**DATA SUPPLIED**.
┌──
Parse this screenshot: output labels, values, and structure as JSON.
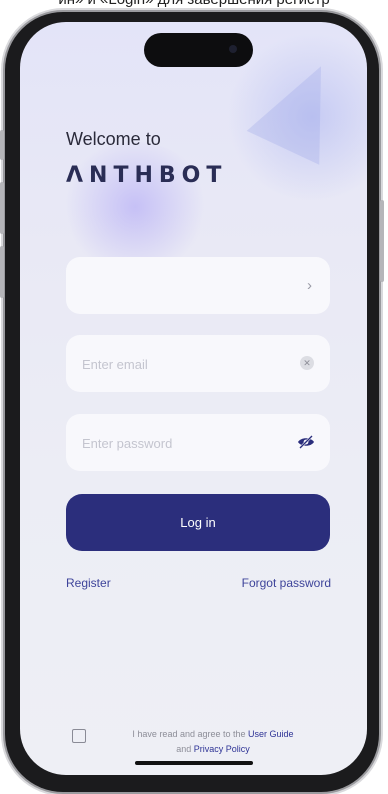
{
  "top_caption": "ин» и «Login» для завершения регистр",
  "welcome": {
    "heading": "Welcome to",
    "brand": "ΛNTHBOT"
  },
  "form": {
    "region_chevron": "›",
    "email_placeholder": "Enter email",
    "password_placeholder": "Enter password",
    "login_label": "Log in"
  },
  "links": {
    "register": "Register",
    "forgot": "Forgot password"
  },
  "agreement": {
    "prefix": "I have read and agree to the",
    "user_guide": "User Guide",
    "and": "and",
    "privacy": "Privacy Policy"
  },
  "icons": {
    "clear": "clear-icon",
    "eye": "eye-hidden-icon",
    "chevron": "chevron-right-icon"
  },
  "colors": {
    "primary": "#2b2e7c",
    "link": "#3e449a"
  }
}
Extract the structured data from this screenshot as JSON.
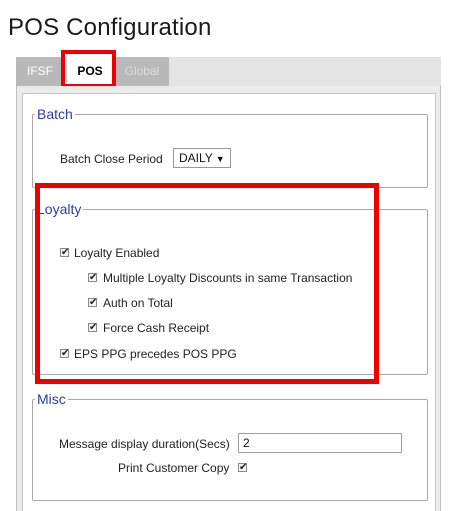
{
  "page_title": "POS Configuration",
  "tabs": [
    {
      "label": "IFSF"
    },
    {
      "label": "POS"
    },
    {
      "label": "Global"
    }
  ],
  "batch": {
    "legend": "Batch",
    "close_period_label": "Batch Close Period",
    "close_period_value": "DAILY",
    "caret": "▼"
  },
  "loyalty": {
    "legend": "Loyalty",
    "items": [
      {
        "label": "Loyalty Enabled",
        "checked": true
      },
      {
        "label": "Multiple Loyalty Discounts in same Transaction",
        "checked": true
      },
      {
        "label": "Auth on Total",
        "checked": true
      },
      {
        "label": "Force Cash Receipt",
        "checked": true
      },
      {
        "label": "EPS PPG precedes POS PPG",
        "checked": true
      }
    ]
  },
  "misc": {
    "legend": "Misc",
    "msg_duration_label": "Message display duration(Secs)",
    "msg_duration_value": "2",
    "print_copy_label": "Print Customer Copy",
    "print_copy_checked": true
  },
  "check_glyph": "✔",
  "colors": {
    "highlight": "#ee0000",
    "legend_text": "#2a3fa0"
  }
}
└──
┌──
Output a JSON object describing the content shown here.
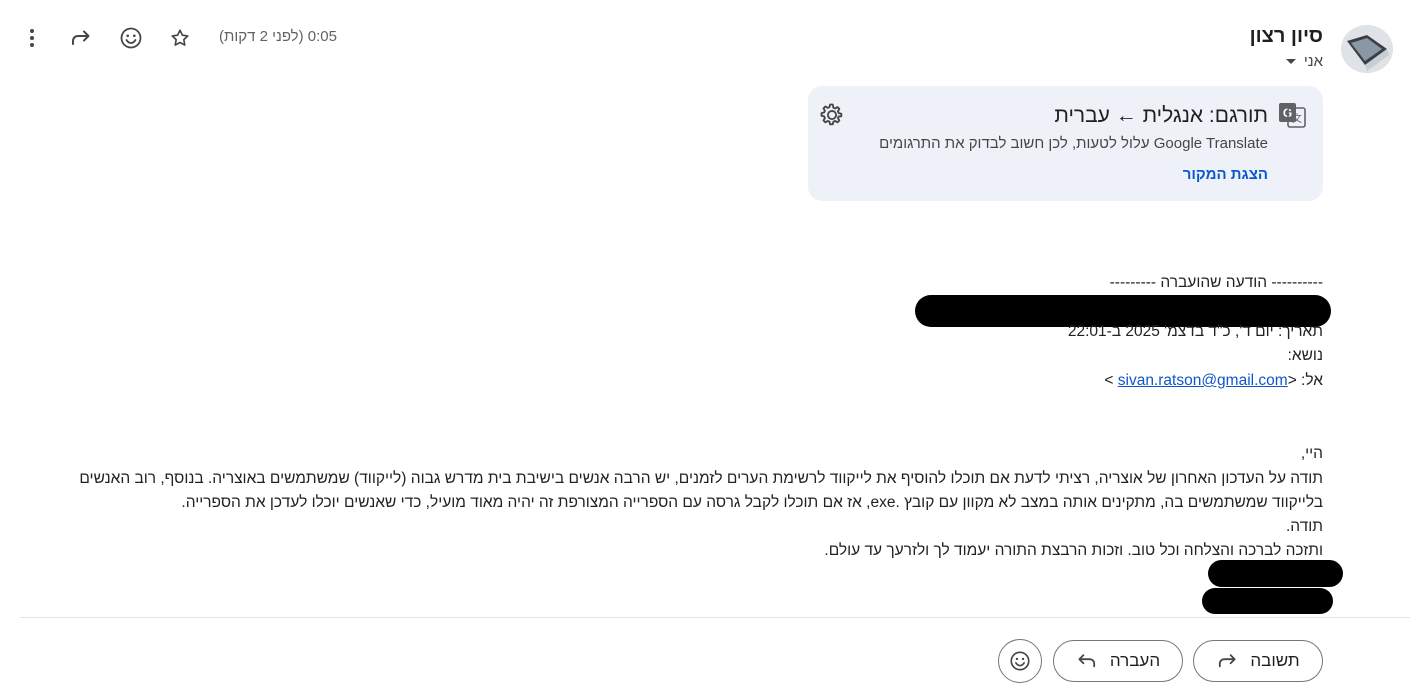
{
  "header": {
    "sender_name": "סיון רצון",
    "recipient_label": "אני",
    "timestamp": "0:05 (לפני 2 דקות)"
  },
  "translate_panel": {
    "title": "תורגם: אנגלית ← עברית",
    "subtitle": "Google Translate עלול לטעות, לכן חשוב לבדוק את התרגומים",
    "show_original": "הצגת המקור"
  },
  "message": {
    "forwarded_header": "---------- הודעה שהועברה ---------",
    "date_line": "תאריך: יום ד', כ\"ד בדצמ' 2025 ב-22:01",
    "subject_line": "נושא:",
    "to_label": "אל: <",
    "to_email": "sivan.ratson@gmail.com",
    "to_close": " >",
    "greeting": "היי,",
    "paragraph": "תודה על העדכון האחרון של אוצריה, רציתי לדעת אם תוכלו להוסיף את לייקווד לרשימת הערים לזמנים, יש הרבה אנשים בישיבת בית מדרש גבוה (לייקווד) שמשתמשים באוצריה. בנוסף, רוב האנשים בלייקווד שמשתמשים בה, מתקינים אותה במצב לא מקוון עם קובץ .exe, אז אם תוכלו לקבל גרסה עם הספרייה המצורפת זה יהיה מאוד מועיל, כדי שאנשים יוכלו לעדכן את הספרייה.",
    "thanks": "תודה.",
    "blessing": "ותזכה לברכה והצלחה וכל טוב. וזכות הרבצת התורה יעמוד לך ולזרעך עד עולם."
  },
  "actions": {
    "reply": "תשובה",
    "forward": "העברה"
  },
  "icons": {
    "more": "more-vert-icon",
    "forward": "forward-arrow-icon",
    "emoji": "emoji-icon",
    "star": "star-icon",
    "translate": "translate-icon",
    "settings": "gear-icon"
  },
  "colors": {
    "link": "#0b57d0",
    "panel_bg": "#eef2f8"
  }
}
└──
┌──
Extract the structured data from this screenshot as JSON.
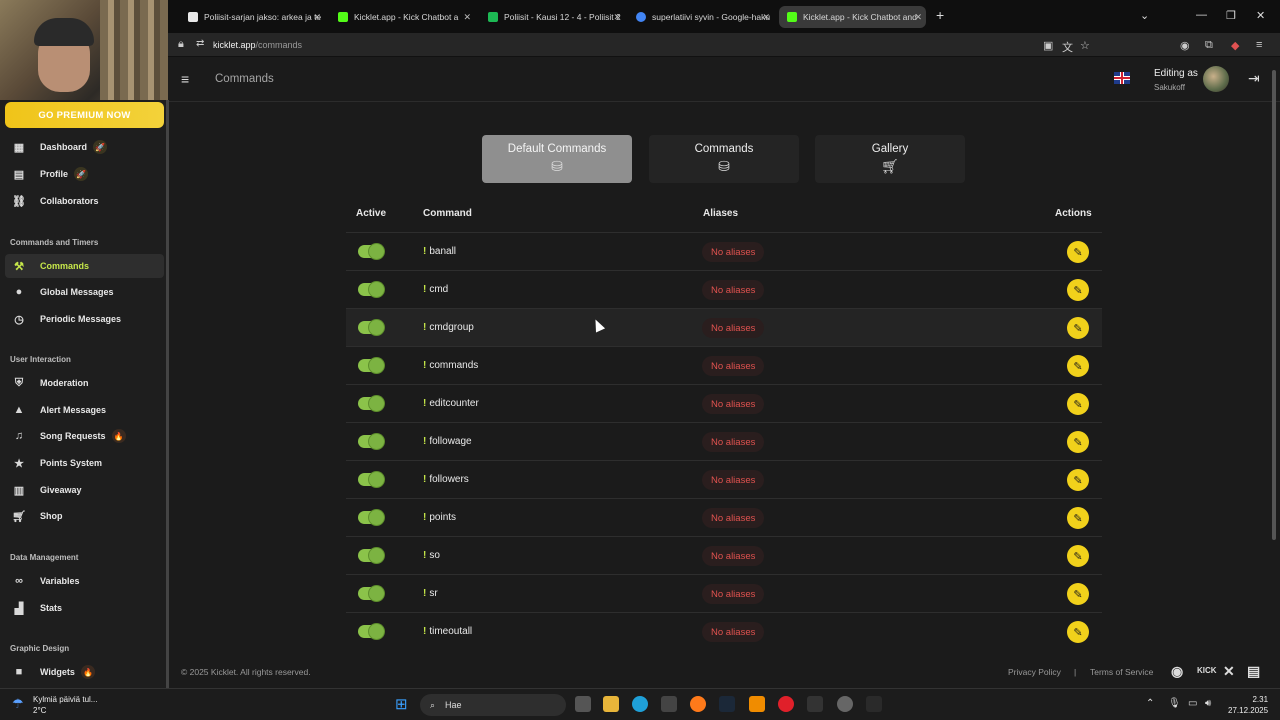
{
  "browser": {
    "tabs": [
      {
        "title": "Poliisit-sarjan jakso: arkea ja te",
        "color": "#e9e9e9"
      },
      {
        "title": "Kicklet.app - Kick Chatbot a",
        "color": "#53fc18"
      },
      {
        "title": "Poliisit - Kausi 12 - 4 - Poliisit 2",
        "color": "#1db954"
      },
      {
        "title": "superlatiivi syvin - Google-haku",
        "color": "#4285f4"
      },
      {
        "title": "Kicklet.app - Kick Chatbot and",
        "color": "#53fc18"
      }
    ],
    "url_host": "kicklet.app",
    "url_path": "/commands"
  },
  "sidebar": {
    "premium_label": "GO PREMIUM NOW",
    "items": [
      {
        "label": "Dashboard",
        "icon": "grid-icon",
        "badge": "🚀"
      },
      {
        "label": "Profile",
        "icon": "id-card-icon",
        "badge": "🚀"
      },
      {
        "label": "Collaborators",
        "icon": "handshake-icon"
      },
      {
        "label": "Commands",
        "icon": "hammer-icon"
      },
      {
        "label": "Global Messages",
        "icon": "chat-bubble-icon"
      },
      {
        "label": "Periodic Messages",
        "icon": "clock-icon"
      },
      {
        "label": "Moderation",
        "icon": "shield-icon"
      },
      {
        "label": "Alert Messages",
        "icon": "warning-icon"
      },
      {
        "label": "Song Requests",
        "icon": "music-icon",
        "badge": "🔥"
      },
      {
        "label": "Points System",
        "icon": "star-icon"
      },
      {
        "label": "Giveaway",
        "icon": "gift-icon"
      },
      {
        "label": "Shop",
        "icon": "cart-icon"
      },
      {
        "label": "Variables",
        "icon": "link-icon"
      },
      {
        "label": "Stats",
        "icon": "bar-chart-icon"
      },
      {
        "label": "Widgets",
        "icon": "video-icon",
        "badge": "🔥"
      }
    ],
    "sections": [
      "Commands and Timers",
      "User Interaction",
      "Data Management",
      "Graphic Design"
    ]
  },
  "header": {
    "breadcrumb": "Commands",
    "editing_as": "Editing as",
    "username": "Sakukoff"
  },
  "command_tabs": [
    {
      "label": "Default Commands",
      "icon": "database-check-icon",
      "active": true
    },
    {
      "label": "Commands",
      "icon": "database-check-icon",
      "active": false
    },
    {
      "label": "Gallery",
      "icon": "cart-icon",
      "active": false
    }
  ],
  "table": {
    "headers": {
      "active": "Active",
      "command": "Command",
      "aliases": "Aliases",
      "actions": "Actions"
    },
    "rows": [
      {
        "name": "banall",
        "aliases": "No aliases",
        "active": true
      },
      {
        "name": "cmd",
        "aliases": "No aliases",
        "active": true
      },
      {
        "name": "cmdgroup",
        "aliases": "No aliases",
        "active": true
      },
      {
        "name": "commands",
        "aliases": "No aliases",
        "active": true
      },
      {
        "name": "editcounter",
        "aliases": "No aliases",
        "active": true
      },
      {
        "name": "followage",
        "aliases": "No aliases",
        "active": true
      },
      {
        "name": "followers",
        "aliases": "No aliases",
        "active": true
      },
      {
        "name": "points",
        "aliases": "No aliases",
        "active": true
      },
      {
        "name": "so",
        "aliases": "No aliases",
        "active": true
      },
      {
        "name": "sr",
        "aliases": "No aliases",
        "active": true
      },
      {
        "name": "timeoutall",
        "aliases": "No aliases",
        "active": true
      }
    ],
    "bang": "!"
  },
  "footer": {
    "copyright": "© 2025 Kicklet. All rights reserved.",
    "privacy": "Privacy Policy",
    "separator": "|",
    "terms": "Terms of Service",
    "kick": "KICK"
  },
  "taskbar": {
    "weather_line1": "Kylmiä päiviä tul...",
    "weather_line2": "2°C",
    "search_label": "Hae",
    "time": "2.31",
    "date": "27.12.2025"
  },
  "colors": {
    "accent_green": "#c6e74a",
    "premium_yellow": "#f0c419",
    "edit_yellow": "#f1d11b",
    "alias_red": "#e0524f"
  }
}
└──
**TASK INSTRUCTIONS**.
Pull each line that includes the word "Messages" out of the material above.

**EXERCISE SOLUTION**.
        "label": "Global Messages",
        "label": "Periodic Messages",
        "label": "Alert Messages",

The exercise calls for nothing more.